Records:
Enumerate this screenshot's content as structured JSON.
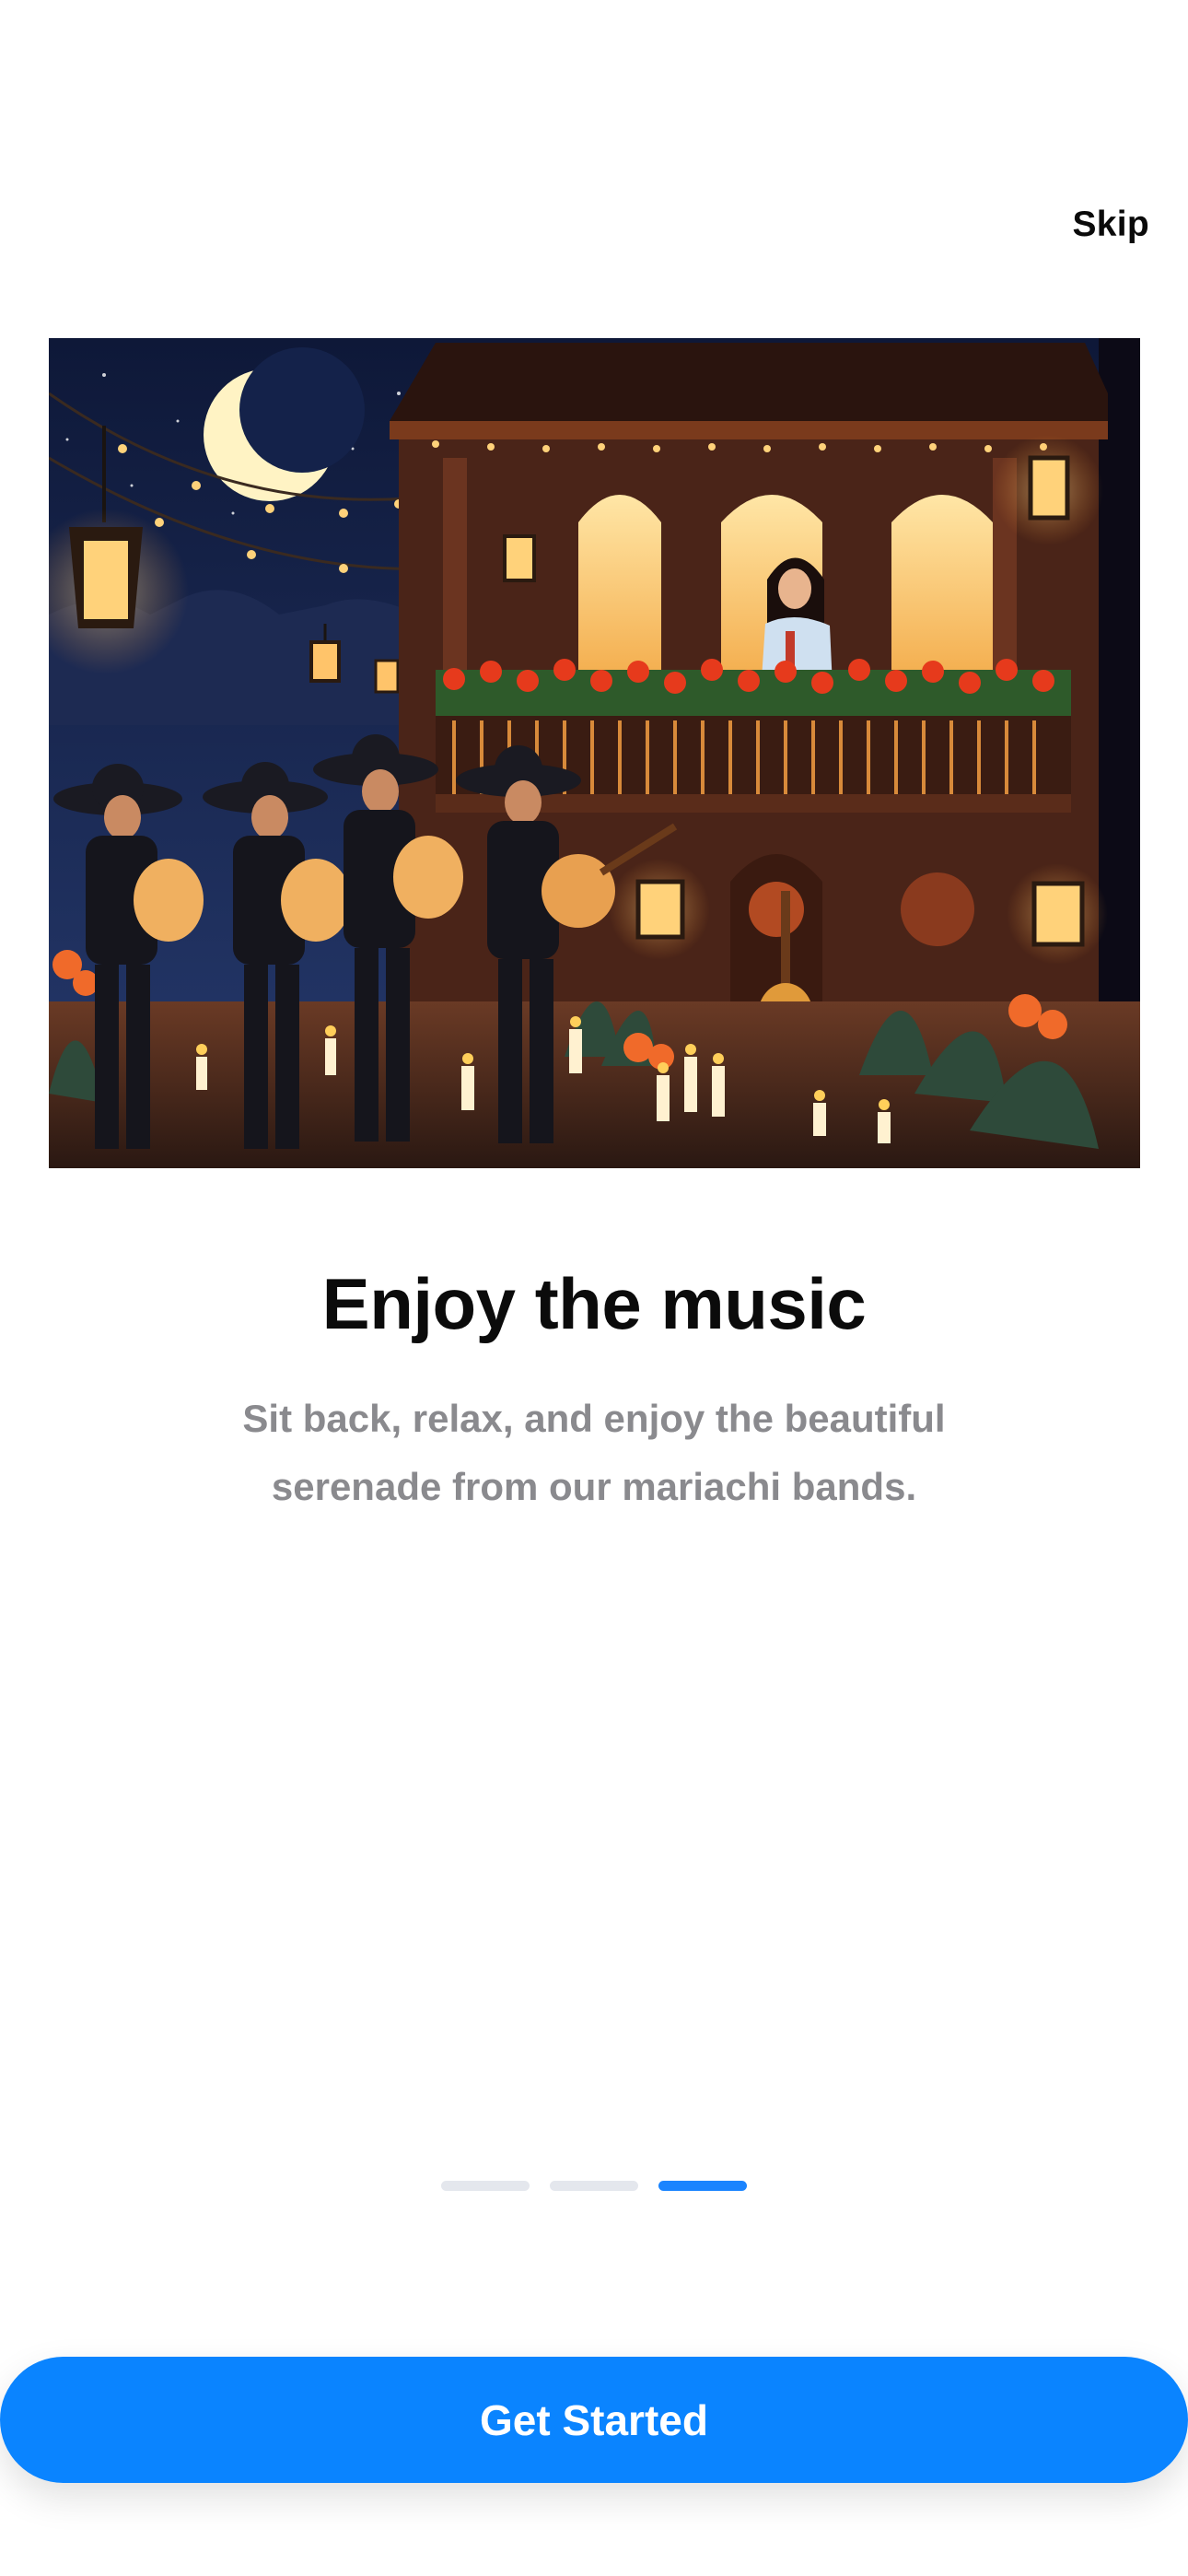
{
  "top_bar": {
    "skip_label": "Skip"
  },
  "hero": {
    "image_subject": "mariachi band serenading a woman on a lit balcony at night"
  },
  "content": {
    "title": "Enjoy the music",
    "description": "Sit back, relax, and enjoy the beautiful serenade from our mariachi bands."
  },
  "pager": {
    "total": 3,
    "current": 3
  },
  "cta": {
    "label": "Get Started"
  },
  "colors": {
    "accent": "#0a84ff",
    "title": "#0b0b0b",
    "description": "#8a8a8e",
    "dot_inactive": "#e4e7ed"
  }
}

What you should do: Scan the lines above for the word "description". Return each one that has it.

Exercise solution:
    "description": "Sit back, relax, and enjoy the beautiful serenade from our mariachi bands."
    "description": "#8a8a8e",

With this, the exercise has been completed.